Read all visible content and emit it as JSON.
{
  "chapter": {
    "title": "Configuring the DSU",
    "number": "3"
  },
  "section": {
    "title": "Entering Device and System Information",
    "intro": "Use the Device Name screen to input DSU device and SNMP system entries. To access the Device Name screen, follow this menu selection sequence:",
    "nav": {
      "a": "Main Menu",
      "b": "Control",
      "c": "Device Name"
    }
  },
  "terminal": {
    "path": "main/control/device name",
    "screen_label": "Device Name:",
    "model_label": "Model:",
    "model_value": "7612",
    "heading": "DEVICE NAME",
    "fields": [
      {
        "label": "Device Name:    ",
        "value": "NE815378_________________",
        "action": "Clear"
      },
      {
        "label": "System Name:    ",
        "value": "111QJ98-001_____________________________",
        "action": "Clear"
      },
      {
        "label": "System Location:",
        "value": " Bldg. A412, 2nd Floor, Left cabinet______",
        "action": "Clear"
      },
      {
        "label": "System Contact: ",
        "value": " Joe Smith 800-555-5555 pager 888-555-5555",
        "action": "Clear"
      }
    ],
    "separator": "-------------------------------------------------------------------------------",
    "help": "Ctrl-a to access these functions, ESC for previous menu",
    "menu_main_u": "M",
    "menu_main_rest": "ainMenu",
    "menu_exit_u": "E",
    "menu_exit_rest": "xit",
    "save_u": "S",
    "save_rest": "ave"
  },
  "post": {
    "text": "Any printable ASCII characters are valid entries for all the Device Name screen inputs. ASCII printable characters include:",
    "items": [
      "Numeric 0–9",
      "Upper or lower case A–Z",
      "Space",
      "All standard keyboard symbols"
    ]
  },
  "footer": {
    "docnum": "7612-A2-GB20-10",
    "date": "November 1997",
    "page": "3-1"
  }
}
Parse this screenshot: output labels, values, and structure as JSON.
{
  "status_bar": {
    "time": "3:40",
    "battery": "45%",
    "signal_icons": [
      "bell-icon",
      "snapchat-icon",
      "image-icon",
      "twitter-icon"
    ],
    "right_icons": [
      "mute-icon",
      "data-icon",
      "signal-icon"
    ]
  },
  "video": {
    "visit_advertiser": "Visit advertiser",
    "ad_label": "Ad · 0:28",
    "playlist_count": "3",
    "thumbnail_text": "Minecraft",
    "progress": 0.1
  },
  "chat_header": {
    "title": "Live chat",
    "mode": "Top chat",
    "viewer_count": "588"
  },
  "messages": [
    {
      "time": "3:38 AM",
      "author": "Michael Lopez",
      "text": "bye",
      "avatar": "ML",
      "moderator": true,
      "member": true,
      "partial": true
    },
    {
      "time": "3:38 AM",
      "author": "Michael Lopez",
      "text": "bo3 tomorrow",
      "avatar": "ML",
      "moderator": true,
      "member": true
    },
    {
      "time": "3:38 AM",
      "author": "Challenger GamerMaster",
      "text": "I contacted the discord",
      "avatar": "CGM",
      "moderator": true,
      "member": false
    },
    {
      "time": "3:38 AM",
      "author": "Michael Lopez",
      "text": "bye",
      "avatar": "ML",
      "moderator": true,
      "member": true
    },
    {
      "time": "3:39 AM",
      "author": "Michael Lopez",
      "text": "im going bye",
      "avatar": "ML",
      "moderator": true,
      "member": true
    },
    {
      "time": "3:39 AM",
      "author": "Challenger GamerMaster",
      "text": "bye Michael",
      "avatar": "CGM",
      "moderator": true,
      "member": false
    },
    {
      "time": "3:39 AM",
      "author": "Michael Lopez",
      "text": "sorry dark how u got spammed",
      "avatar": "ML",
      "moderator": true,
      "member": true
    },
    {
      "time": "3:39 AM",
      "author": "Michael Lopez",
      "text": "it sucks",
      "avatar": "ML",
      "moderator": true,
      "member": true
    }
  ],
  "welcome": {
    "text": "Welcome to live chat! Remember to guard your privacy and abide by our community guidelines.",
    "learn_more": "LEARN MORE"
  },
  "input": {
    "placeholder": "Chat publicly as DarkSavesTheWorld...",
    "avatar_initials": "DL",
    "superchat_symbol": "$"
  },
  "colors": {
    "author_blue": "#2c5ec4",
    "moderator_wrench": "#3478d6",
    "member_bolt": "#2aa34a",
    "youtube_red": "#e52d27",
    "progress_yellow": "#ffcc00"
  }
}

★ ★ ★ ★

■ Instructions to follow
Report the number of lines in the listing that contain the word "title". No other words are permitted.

■ Result below
3